BERLIN (Reuters) - In a return to the national political stage, former German Chancellor Gerhard Schroeder criticised his successor Angela Merkel for failing to build on his welfare reforms and raising Berlin’s euro zone crisis bill by acting too slow and too late.
The 68-year old Schroeder, a Social Democrat (SPD), has kept a low profile since being beaten by Merkel in a tight election in 2005, giving the occasional interview but largely staying out of the national limelight.
But on the 10th anniversary of his controversial “Agenda 2010” reforms, Schroeder returned to Berlin, sat in on a meeting with SPD lawmakers, and held a news conference with Frank-Walter Steinmeier, his former chief of staff and loser to Merkel in the last election in 2009.
“I don’t think it would be unfair to her to say that she’s added nothing,” Schroeder, looking older but still boasting a full head of chestnut brown hair, said when asked about Merkel’s reform record.
“In Europe, Merkel always acted too late, which made everything more expensive,” he added.
Merkel, 58, is favoured to win a third term as chancellor in September and the SPD may be hoping that Schroeder’s appearance will give a boost to their struggling candidate Peer Steinbrueck, who served as finance minister in the “grand coalition” that ruled Germany from 2005-2009.
Schroeder’s reforms, which reduced income taxes, overhauled unemployment insurance and made the labour market more flexible by liberalising temporary work, initially pushed joblessness to a post-war high above 5 million.

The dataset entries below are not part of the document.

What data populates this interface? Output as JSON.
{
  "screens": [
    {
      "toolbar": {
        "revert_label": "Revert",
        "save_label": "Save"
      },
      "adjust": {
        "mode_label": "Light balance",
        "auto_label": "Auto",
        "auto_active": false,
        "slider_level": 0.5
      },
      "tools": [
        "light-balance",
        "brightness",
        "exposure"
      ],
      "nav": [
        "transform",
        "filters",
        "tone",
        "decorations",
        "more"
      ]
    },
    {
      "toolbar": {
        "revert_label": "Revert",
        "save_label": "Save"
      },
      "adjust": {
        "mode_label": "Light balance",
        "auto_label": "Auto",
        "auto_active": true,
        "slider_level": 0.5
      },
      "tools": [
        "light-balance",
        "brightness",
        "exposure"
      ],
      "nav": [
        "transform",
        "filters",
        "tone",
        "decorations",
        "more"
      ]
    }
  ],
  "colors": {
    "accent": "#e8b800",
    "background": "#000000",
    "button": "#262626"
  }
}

The political storm that resulted sent Schroeder’s approval ratings plunging, turned him into a divisive figure within the SPD, and prompted him to call an early election which he lost narrowly to Merkel.

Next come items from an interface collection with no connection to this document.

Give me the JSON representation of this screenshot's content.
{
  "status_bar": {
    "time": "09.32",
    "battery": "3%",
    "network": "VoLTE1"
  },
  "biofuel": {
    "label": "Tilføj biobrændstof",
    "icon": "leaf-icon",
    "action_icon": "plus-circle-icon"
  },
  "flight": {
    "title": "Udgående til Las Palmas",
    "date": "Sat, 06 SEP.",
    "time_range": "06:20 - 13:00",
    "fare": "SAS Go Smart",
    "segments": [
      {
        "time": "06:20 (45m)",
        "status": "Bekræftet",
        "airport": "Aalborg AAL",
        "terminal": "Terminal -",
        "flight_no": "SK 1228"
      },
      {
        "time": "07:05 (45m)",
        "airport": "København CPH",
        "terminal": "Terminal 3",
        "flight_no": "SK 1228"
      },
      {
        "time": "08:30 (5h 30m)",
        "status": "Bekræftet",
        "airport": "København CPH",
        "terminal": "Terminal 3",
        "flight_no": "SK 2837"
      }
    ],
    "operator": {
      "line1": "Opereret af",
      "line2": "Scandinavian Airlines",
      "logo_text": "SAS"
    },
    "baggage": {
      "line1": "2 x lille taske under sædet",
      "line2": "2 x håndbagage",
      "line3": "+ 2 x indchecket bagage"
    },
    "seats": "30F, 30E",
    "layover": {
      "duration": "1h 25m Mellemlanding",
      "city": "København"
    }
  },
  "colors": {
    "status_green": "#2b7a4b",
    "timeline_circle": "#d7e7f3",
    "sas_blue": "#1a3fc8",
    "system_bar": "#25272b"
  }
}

She has become a hate figure for some in the SPD because she has enjoyed the fruits of Schroeder’s reforms over the past half-decade, using Germany’s economic strength to solidify her grip on power.
While many of Germany’s partners in southern Europe have been struggling with deep recessions, Europe’s largest economy grew by 4.2 percent in 2010 and 3.0 percent in 2011.
Unemployment is hovering near a post-reunification low at 6.9 percent, while the jobless rate in Spain and Greece is more than three-times as high.
But the anniversary of Schroeder’s reforms has also cast a spotlight on Merkel’s domestic record.
Some economists and businessmen accuse her of gambling away Germany’s hard-earned economic gains by encouraging higher wages, pushing up energy costs with a mismanaged switch from nuclear to renewables, and taking a piecemeal approach to tackling the country’s big demographic and education challenges.
They point to data showing German productivity gains have stalled over the past half-decade and foreign direct investment slowed.
“It has become much less attractive for companies in Germany,” Roland Berger, founder of the business consultancy of the same name, told Reuters in a recent interview. “This is because of rising wages and energy costs, but also a paradigm shift towards a greater state role” in the economy under Merkel.
In the news conference, Steinmeier contrasted Schroeder’s “courage” in pushing through “Agenda 2010” and breaking with Germany’s close post-war ally the United States over the Iraq war with Merkel’s self-described “step-by-step” approach to the euro crisis and domestic reform.
“If Gerhard Schroeder had acted as timidly back then as the current government has done with the challenges it has faced, then Germany probably wouldn’t be looking better than its European partners,” Steinmeier said.
Writing by Noah Barkin